Why is this important? An attacker searching for networks to compromise may be able to deduce the make and model of your router as a prelude to an attack. If you haven’t enabled other security settings, your router may be easier to compromise once the attacker knows the model.
Go to your router settings, look for the SSID setting and change the default network SSID. You can also hide it all together to prevent it from being publicly broadcast (just make sure you remember what the network is called). But most importantly, change your router admin password and turn on encryption (see next step).
Step 3: Turn on wireless encryption and create a strong key
Encryption protects your network from eavesdroppers and unauthorised access. By turning on encryption, devices will need a secret key (usually a password/passphrase) to connect to your router.
If you haven’t done so, log-on to your router, find the security settings and look for the types of encryption available. Currently, WPA2 is the most secure encryption recommended for your personal Wi-Fi network. If your router does not have WPA2, you might have an older model and an upgrade may be required if you want more security.
If you have a password manager, generate a new token and replace the default key, password or passphrase that was supplied by your network provider. It is good practice to change this frequently, especially after you may have shared it multiple times with visitors.
Step 4: Enable MAC address filtering
Network-ready devices such as smartphones and laptops have a unique physical address called a Media Access Control (MAC) address. You could further protect your personal Wi-Fi network by explicitly permitting specific devices to connect (and deny others) based on their MAC address.
Begin by making a list of the MAC addresses of all personal devices you wish to connect or deny access.
Log-on to your router administration console.
Go to your security settings and find and enable “MAC Filtering” (if disabled by default).
Create rules using the MAC addresses of the personal devices you collected earlier.
Step 5: Disable router features you don’t need
Remote administration access to your home network router whilst you’re away is not a feature that most regular users will ever need to use.

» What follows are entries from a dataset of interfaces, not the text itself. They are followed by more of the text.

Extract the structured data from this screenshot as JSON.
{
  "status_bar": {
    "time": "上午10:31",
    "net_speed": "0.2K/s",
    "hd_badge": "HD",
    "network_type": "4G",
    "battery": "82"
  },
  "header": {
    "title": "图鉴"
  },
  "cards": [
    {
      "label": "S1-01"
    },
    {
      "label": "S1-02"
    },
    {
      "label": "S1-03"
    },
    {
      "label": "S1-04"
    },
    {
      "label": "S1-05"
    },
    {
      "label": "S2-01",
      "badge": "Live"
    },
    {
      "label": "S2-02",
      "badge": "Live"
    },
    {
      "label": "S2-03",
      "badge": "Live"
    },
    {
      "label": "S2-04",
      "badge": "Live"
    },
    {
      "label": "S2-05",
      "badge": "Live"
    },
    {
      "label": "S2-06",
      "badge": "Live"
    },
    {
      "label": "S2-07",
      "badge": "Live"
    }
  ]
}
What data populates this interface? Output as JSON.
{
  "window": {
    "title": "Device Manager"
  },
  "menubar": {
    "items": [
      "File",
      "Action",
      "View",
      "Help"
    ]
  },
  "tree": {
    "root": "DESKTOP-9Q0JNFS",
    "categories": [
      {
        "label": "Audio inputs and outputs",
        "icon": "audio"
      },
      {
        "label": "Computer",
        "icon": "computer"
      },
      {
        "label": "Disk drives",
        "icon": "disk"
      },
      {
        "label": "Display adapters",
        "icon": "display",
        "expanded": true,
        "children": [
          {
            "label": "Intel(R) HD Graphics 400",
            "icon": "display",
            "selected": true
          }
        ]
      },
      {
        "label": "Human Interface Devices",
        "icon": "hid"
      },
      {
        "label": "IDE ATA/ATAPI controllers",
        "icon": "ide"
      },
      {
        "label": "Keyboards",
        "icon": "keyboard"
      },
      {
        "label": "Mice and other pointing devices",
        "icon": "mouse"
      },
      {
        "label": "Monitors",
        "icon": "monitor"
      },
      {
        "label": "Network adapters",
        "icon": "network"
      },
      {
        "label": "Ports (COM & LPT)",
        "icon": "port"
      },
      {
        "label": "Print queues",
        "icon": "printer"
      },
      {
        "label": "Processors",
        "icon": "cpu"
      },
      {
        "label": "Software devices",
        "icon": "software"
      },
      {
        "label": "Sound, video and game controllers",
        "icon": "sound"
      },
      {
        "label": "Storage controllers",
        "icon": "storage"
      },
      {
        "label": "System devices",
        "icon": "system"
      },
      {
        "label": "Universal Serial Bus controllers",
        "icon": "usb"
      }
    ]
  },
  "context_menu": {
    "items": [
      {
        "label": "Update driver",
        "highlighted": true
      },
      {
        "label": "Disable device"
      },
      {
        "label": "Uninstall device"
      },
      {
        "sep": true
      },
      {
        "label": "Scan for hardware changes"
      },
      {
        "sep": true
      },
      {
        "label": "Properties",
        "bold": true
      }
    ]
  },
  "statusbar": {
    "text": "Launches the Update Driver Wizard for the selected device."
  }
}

However, this feature exists on many modern wireless internet routers.
This should be disabled by default. Unless you know exactly what you’re doing, it should stay that way in order to avoid introducing unnecessary security risk to your personal network.

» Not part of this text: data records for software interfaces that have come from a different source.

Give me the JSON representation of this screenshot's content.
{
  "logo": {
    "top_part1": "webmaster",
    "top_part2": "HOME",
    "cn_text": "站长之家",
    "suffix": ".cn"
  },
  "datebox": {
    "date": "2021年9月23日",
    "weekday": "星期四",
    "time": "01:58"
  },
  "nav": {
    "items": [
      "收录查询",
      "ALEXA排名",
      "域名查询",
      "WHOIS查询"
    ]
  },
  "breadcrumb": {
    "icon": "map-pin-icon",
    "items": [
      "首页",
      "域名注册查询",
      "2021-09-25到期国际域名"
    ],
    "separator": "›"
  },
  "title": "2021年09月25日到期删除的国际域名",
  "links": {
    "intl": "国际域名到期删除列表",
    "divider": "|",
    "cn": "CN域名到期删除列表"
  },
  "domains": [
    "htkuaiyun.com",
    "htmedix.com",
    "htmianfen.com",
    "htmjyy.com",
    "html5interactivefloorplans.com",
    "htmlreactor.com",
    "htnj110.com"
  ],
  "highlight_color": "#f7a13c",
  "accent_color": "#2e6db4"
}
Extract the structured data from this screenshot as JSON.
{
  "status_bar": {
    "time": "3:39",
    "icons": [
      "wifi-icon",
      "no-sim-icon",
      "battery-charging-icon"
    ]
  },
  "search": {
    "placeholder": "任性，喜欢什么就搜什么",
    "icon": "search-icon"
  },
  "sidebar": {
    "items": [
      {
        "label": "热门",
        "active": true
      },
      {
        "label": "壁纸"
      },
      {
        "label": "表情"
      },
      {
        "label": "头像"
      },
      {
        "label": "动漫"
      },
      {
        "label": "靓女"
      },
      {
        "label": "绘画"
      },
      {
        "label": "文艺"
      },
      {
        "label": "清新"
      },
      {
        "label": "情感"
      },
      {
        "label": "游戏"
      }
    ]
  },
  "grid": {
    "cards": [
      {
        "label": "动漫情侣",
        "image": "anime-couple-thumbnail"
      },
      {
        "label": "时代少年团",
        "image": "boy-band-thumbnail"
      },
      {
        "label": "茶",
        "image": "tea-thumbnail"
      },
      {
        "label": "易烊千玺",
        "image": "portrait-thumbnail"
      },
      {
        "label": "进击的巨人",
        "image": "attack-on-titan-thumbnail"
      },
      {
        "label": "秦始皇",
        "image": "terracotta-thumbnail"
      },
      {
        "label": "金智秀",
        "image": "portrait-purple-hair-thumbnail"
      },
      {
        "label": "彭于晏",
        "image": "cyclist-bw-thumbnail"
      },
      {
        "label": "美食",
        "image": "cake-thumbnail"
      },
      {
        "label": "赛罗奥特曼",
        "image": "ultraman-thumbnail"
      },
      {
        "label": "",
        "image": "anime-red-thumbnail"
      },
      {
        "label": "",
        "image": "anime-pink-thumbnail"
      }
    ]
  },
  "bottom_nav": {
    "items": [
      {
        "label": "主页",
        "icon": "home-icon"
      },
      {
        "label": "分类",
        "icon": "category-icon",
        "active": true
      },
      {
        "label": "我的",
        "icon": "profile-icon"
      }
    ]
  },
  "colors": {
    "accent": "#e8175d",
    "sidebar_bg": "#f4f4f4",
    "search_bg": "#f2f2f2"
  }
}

Other features to consider disabling include Universal Plug and Play (UPnP) and Wi-Fi Protected Setup (WPS). These are features that could be misused if there are compromised devices on your network.
More tips on how to protect your personal Wi-Fi network…

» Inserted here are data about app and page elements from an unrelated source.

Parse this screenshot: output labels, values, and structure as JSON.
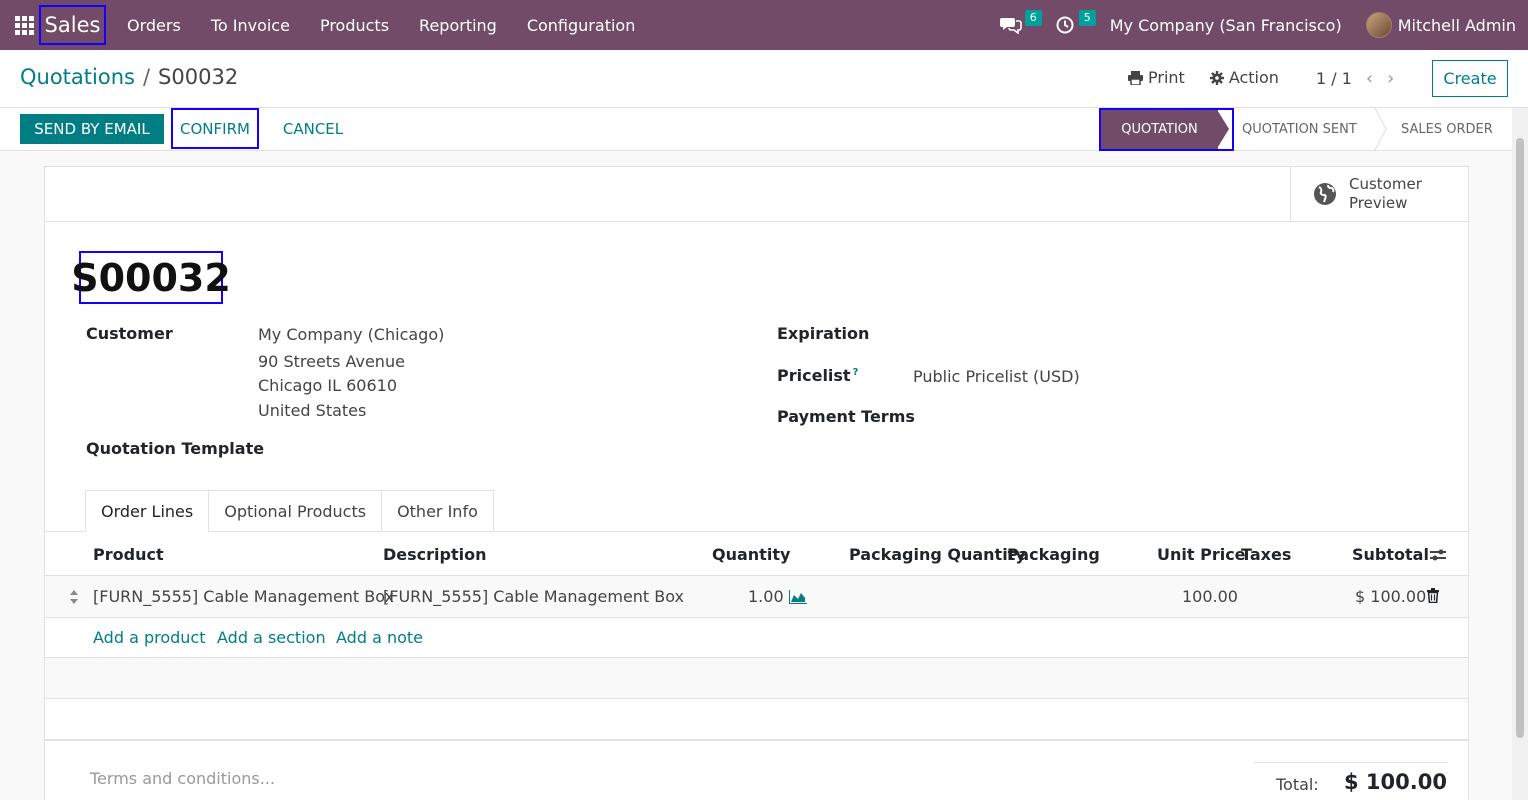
{
  "navbar": {
    "app_name": "Sales",
    "menu": [
      "Orders",
      "To Invoice",
      "Products",
      "Reporting",
      "Configuration"
    ],
    "messages_count": "6",
    "activities_count": "5",
    "company": "My Company (San Francisco)",
    "user": "Mitchell Admin",
    "color": "#714b67"
  },
  "control_panel": {
    "breadcrumb_parent": "Quotations",
    "breadcrumb_sep": "/",
    "breadcrumb_current": "S00032",
    "print_label": "Print",
    "action_label": "Action",
    "pager": "1 / 1",
    "prev_icon": "‹",
    "next_icon": "›",
    "create_label": "Create"
  },
  "statusbar": {
    "send_by_email": "SEND BY EMAIL",
    "confirm": "CONFIRM",
    "cancel": "CANCEL",
    "stages": [
      "QUOTATION",
      "QUOTATION SENT",
      "SALES ORDER"
    ],
    "active_stage": "QUOTATION"
  },
  "sheet": {
    "customer_preview": [
      "Customer",
      "Preview"
    ],
    "record_name": "S00032",
    "customer_label": "Customer",
    "customer_lines": [
      "My Company (Chicago)",
      "90 Streets Avenue",
      "Chicago IL 60610",
      "United States"
    ],
    "quotation_template_label": "Quotation Template",
    "expiration_label": "Expiration",
    "pricelist_label": "Pricelist",
    "pricelist_help": "?",
    "pricelist_value": "Public Pricelist (USD)",
    "payment_terms_label": "Payment Terms"
  },
  "tabs": [
    "Order Lines",
    "Optional Products",
    "Other Info"
  ],
  "order_lines": {
    "columns": [
      "Product",
      "Description",
      "Quantity",
      "Packaging Quantity",
      "Packaging",
      "Unit Price",
      "Taxes",
      "Subtotal"
    ],
    "rows": [
      {
        "product": "[FURN_5555] Cable Management Box",
        "description": "[FURN_5555] Cable Management Box",
        "quantity": "1.00",
        "packaging_quantity": "",
        "packaging": "",
        "unit_price": "100.00",
        "taxes": "",
        "subtotal": "$ 100.00"
      }
    ],
    "add_product": "Add a product",
    "add_section": "Add a section",
    "add_note": "Add a note"
  },
  "footer": {
    "terms_placeholder": "Terms and conditions...",
    "total_label": "Total:",
    "total_value": "$ 100.00"
  }
}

On a final note, while protecting your personal Wi-Fi network begins with your network router, remember that all the devices that connect to your network could also provide entry routes to attackers if not adequately protected. Keep your devices updated with the latest firmware and security patches and practice good password hygiene.
When it comes to protecting your personal Wi-Fi network, there’s always more you can do. In the next article on this topic, we will explore a few reasons why you should consider creating a separate network from your personal Wi-Fi.